When I work with business owners I am often surprised by how few of them do this. It is such an easy way of getting to grips with what competitors do well and what they do badly, yet very few people take advantage of it.

Asking Customers

Earlier, I referred to a casual conversation I had with a B&B owner in Cape Town in which he subtly assessed why I had not stayed with him in the past, what I thought of the other places I had stayed at, and what he did well or badly relative to his competitors. Easy conversations with new and old customers can tell you so much about how you are perceived compared to competitors.

Checking with employees

Frontline employees often see, hear and experience things about competitors that people back in the office would never know. Are you giving your salespeople, customer service reps and account managers the chance to share, contrast and consolidate their insights about competitors?

A simple monthly meeting in which employees are encouraged to provide insights about competitors from their frontline interactions can be a gold mine of competitive intelligence.

How Do You Use This Information When You Have It?

Information about competitors should not drive your strategy. It should merely be one of the data points that you consider when setting your strategic goals. It can also affect your day-to-day tactics in implementing those goals. The best way to explain this is by example: let’s assume you have some IT skills and you want to set up an IT business.

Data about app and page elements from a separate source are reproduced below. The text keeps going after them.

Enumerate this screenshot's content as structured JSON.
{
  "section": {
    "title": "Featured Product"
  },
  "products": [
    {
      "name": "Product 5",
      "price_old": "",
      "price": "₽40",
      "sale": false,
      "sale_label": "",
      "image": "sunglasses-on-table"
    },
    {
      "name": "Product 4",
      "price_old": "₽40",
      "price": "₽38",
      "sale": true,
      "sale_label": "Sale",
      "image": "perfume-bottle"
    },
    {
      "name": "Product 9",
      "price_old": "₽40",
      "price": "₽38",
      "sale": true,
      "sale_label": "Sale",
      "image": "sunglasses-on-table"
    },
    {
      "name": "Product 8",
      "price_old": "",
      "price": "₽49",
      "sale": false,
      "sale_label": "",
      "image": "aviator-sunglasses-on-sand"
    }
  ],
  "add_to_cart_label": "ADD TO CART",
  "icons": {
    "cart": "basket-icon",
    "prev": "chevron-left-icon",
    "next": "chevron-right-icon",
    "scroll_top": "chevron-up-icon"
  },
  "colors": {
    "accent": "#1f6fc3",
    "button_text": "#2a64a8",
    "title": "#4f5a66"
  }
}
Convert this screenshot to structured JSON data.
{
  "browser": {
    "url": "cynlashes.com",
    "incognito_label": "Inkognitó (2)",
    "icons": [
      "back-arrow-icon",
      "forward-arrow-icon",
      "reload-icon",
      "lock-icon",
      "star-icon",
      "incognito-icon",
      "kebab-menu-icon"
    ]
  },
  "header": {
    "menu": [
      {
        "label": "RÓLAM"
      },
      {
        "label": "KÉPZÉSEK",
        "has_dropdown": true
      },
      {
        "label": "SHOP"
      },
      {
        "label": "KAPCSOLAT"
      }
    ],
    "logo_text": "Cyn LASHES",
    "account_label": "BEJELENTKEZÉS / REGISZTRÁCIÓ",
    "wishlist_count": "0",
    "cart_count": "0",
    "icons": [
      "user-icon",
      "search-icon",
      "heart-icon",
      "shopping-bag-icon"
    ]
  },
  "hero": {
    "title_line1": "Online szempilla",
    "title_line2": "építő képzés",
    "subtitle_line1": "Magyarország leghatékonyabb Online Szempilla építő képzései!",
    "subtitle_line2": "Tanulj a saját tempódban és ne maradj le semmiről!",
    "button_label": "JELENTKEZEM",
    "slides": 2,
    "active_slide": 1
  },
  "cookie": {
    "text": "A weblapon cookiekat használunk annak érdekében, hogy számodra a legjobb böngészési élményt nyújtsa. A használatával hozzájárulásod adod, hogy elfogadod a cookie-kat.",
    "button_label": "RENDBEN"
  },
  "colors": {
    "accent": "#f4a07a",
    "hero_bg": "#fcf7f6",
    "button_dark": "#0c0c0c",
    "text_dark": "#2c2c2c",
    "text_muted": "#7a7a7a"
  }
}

You assess the market and see that there is no one providing quality IT services to mid-sized manufacturing businesses in a particular area. Your competitive intelligence helps you discover that there are many one-man operations serving small companies on a relationship basis, as well as a few large players looking for annual contracts that run into the millions.

The big players sometimes sell to the medium sized firms, but they offer them limited personalised attention and ongoing support.

By gathering this competitive intelligence, you discover a gap in the market for a company with a team of customer-orientated technical professionals offering personalised IT services to medium sized manufacturing businesses. You will distinguish your business on the level of service and the scope of projects that you take on. Over time, a few of the one-man operations join together to replicate what you have done. You pick this up by scanning the news, talking to customers, and gathering data from your frontline IT professionals.

This influences your strategy & tactics:

  • On a tactical level, you encourage your account managers to spend more time with customers and incentivise them to renew their contracts with existing clients.
  • On a strategic level, you decide to embark on a
  • Project to create new mini software programmes for your clients.

Because you have been close to them over the past few years you have understood their software needs and you can create programmes to fill the gaps where there are no off-the-shelf solutions to deliver what they require. By creating these programmes you can charge them more for services and retain them as clients. The recently formed new firm of consolidated one-man operations has no similar software to fill gaps for clients.

Your competitive intelligence told you that your current point of differentiation was being challenged, so you decided first to reinforce what you currently have by renewing contracts, and then to build a new point of differentiation. This is how successful companies compete – using competitive intelligence to inform the process.

You Need to Know This – Very Important Advice: A SWOT analysis is important, but it’s not enough. You should also run a Market Analysis:

Greg Fisher
Greg Fisher, PhD, is an Assistant Professor in the Management & Entrepreneurship Department at the Kelley School of Business, Indiana University. He teaches courses on Strategy, Entrepreneurship, and Turnaround Management. He has a PhD in Strategy and Entrepreneurship from the Foster School of Business at the University of Washington in Seattle and an MBA from the Gordon Institute of Business Science (GIBS). He is also a visiting lecturer at GIBS.